<<<<

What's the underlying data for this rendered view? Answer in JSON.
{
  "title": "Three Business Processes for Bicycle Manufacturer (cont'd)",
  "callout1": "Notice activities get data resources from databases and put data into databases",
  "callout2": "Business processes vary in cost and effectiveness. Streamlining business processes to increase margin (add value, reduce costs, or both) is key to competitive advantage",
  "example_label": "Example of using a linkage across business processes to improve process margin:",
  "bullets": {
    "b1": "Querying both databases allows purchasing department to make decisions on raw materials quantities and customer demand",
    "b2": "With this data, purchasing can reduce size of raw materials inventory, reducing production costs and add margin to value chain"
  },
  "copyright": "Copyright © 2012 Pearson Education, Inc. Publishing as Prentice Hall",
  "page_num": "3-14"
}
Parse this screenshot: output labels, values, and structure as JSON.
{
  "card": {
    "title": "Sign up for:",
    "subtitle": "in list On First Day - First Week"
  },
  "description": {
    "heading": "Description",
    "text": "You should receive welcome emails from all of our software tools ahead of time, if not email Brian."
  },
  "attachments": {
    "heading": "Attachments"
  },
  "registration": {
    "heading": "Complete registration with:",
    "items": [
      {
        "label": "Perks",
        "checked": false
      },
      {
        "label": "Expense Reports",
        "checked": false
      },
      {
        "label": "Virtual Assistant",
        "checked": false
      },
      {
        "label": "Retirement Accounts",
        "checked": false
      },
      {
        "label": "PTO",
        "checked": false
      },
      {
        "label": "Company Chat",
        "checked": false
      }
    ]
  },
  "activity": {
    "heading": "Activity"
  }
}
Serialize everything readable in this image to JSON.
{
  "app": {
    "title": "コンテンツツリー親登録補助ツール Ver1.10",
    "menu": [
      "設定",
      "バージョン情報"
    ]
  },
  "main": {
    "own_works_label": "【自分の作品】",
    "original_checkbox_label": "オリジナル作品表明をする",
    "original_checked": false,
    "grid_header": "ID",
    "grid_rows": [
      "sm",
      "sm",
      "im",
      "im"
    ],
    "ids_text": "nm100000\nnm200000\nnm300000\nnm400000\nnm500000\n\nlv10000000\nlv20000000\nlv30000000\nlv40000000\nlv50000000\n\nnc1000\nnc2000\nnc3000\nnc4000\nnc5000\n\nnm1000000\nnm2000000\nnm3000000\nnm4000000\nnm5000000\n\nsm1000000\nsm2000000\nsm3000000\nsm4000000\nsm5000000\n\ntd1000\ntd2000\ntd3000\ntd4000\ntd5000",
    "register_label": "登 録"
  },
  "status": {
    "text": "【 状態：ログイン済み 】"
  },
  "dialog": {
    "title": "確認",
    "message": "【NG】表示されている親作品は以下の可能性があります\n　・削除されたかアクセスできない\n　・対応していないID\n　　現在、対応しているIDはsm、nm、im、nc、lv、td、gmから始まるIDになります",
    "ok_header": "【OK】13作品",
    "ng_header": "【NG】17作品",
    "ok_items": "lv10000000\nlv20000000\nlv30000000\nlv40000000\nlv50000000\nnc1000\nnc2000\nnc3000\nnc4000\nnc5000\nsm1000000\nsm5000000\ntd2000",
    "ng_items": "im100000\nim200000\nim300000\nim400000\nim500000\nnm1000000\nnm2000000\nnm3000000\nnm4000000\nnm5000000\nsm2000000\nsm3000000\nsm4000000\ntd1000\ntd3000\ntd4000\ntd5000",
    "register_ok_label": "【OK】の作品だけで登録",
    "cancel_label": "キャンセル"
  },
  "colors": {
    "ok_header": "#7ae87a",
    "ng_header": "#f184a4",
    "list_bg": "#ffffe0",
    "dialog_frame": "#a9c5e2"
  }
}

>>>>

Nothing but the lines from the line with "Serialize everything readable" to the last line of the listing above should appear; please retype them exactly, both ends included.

Serialize everything readable in this image to JSON.
{
  "app": {
    "title": "コンテンツツリー親登録補助ツール Ver1.10",
    "menu": [
      "設定",
      "バージョン情報"
    ]
  },
  "main": {
    "own_works_label": "【自分の作品】",
    "original_checkbox_label": "オリジナル作品表明をする",
    "original_checked": false,
    "grid_header": "ID",
    "grid_rows": [
      "sm",
      "sm",
      "im",
      "im"
    ],
    "ids_text": "nm100000\nnm200000\nnm300000\nnm400000\nnm500000\n\nlv10000000\nlv20000000\nlv30000000\nlv40000000\nlv50000000\n\nnc1000\nnc2000\nnc3000\nnc4000\nnc5000\n\nnm1000000\nnm2000000\nnm3000000\nnm4000000\nnm5000000\n\nsm1000000\nsm2000000\nsm3000000\nsm4000000\nsm5000000\n\ntd1000\ntd2000\ntd3000\ntd4000\ntd5000",
    "register_label": "登 録"
  },
  "status": {
    "text": "【 状態：ログイン済み 】"
  },
  "dialog": {
    "title": "確認",
    "message": "【NG】表示されている親作品は以下の可能性があります\n　・削除されたかアクセスできない\n　・対応していないID\n　　現在、対応しているIDはsm、nm、im、nc、lv、td、gmから始まるIDになります",
    "ok_header": "【OK】13作品",
    "ng_header": "【NG】17作品",
    "ok_items": "lv10000000\nlv20000000\nlv30000000\nlv40000000\nlv50000000\nnc1000\nnc2000\nnc3000\nnc4000\nnc5000\nsm1000000\nsm5000000\ntd2000",
    "ng_items": "im100000\nim200000\nim300000\nim400000\nim500000\nnm1000000\nnm2000000\nnm3000000\nnm4000000\nnm5000000\nsm2000000\nsm3000000\nsm4000000\ntd1000\ntd3000\ntd4000\ntd5000",
    "register_ok_label": "【OK】の作品だけで登録",
    "cancel_label": "キャンセル"
  },
  "colors": {
    "ok_header": "#7ae87a",
    "ng_header": "#f184a4",
    "list_bg": "#ffffe0",
    "dialog_frame": "#a9c5e2"
  }
}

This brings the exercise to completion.